The ultra-Orthodox parties’ insistence on passing a military conscription bill is strongly opposed by Liberman, who has vowed that his Yisrael Beytenu party would not fold in the face of demands of their ultra-Orthodox coalition partners.
Netanyahu is also to meet with other coalition leaders on Sunday.
On Wednesday, speaking to reporters on the plane en route to New York from Washington, Netanyahu said he was not seeking early elections, but a fresh vote would be held if his coalition parties failed to reach compromise and commit to avoid infighting over the next year and a half.
Laying out his conditions for avoiding elections, Netanyahu said any bill on ultra-Orthodox enlistment must be backed by the entire coalition and provide a long-term solution.
Meanwhile, a compromise bill is being hammered out by the ultra-Orthodox parties, and Jewish Home leaders Education Minister Naftali Bennett and Justice Minister Ayelet Shaked.
The content of the compromise bill is not yet clear, but it appears to dramatically reduce any sanctions against draft-dodging and to allow near-automatic granting of draft exemptions to ultra-Orthodox seminary students.
The compromise bill is set to be raised in the Ministerial Committee for Legislation on Sunday, which meets after the weekly morning cabinet meeting.

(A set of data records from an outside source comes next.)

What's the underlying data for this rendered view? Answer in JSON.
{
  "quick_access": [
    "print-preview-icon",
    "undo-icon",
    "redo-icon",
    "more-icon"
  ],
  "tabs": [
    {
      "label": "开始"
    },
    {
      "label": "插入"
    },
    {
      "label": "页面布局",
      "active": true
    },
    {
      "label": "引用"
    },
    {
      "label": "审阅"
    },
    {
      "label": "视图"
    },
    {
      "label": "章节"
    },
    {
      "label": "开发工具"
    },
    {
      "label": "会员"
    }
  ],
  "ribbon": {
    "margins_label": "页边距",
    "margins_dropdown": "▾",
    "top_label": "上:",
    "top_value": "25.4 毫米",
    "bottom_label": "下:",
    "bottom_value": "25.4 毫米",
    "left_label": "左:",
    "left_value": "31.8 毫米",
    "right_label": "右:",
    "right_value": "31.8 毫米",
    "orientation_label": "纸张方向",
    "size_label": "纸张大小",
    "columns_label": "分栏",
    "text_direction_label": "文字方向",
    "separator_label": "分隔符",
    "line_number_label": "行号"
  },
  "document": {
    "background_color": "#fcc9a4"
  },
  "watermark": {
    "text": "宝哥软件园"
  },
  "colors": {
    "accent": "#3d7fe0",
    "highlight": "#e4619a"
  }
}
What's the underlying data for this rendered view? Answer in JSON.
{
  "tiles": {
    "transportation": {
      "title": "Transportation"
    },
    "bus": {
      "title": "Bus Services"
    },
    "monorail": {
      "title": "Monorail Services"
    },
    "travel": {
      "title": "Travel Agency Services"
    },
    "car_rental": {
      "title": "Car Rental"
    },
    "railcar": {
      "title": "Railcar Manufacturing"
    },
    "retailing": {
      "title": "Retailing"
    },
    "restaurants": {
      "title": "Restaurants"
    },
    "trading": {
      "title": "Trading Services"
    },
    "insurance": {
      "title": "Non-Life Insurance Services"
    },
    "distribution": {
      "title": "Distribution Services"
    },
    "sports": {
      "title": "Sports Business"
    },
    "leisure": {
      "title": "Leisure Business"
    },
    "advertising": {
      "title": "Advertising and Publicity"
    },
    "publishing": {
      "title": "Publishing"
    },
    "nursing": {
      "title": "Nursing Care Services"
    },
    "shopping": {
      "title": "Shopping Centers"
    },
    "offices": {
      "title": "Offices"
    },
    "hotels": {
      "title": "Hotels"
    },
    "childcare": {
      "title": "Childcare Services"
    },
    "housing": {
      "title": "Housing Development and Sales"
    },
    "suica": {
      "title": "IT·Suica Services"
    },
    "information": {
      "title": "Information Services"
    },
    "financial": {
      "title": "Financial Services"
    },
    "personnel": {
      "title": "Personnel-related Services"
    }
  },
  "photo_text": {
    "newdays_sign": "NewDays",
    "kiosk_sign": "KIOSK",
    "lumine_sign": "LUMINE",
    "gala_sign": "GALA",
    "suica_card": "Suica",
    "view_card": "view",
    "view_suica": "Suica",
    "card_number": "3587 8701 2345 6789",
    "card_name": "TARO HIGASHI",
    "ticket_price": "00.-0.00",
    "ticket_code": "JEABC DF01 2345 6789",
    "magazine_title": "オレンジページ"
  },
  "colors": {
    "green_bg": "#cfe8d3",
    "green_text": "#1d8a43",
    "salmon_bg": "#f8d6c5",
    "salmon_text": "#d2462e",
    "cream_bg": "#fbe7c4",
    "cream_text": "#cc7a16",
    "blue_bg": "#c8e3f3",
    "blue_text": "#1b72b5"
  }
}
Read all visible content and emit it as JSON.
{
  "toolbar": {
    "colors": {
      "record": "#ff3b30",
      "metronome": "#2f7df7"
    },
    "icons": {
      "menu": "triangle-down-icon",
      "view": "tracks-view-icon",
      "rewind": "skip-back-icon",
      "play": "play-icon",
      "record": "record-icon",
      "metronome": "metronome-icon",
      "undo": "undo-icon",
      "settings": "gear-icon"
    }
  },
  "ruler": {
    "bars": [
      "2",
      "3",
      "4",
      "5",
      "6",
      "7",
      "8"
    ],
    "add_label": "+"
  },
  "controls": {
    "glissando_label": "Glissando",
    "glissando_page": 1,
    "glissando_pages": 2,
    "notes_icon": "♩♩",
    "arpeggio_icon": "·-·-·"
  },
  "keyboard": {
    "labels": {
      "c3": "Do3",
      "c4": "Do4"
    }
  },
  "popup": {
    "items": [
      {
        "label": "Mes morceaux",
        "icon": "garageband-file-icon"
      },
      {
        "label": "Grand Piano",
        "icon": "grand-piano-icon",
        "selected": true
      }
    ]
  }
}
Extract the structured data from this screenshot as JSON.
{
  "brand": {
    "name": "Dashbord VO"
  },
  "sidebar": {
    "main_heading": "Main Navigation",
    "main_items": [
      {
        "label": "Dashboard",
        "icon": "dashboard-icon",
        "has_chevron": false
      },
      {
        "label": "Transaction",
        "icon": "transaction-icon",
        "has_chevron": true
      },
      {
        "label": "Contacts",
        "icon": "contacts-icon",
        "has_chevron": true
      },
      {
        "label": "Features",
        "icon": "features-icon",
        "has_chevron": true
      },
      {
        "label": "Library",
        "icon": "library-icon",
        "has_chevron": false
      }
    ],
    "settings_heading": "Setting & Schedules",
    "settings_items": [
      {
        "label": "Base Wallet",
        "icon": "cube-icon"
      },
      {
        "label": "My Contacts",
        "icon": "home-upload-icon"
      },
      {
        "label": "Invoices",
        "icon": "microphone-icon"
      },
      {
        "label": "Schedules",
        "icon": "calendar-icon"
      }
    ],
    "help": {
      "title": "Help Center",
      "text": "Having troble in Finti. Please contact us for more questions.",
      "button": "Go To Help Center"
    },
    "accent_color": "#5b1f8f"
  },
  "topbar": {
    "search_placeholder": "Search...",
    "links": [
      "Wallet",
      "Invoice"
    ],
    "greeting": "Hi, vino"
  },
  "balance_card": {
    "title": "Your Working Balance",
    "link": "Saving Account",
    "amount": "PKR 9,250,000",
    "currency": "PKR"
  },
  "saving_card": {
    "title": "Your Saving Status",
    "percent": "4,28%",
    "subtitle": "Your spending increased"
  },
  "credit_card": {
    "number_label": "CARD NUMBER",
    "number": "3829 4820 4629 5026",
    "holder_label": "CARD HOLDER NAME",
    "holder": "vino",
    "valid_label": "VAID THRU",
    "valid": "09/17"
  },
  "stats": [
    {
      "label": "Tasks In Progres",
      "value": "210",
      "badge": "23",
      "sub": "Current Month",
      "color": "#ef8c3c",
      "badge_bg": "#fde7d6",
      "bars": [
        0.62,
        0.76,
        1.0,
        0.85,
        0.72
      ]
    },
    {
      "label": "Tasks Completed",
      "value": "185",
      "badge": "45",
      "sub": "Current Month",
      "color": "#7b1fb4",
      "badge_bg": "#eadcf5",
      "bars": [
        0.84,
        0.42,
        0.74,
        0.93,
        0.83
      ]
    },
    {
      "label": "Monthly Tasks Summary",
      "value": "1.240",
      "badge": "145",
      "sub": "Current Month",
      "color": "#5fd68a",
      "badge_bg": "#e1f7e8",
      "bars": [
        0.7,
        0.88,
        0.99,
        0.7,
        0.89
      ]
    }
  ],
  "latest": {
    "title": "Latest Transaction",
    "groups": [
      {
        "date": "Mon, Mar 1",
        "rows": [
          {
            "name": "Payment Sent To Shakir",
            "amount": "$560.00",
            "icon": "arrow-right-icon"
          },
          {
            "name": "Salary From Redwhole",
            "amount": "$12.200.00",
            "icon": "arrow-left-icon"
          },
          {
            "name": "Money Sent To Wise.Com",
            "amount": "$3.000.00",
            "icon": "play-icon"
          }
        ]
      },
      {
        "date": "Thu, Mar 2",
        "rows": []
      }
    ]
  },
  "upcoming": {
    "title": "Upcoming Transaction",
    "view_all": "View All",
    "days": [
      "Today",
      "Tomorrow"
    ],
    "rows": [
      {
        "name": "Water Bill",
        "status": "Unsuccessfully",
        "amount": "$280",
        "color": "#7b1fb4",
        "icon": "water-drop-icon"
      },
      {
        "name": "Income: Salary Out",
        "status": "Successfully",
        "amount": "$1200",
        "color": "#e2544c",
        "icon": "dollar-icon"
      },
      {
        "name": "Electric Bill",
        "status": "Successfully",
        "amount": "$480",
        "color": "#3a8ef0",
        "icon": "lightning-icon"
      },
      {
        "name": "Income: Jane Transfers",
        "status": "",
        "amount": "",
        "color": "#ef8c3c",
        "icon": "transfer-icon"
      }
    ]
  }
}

Netanyahu is thought to want elections following a series of polls that indicated public support from him was strong despite a series of corruption investigations.
Earlier this week, a Channel 10 survey found that Netanyahu’s Likud would receive 29 seats, one less than it currently has in the Knesset.
Yesh Atid would win 24 seats (11) if fresh elections were held, while the Zionist Union would plunge to 12 seats (24).
Last month, police recommended Netanyahu be indicted in a pair of corruption investigations, known as Cases 1000 and 2000.
He is also a suspect in the Case 4000 investigation that involves suspicions that Bezeq’s controlling shareholder, Shaul Elovitch, ordered the Walla news site, which he owns, to grant positive coverage to the Netanyahus in exchange for the prime minister’s advancement of regulations benefiting him financially.
In Case 1000, Netanyahu and his wife are suspected of receiving illicit gifts from billionaire benefactors, amounting to some NIS 1 million ($282,000) worth of cigars and champagne from the Israeli-born Hollywood producer Arnon Milchan and Australian resort owner James Packer, in return for certain benefits.
Case 2000 involves a suspected illicit quid-pro-quo deal between Netanyahu and Yedioth Ahronoth newspaper publisher Arnon Mozes that would have seen the prime minister weaken a rival daily, the Sheldon Adelson-backed Israel Hayom, in return for more favorable coverage from Yedioth.
Earlier this week, a former Netanyahu family top media adviser, Nir Hefetz, became the third former close aide to the prime minister to agree to cooperate with police.
He has reportedly promised to provide police with incriminating text messages and recordings of Netanyahu and his wife in several criminal cases, including Case 4000 and Case 1000.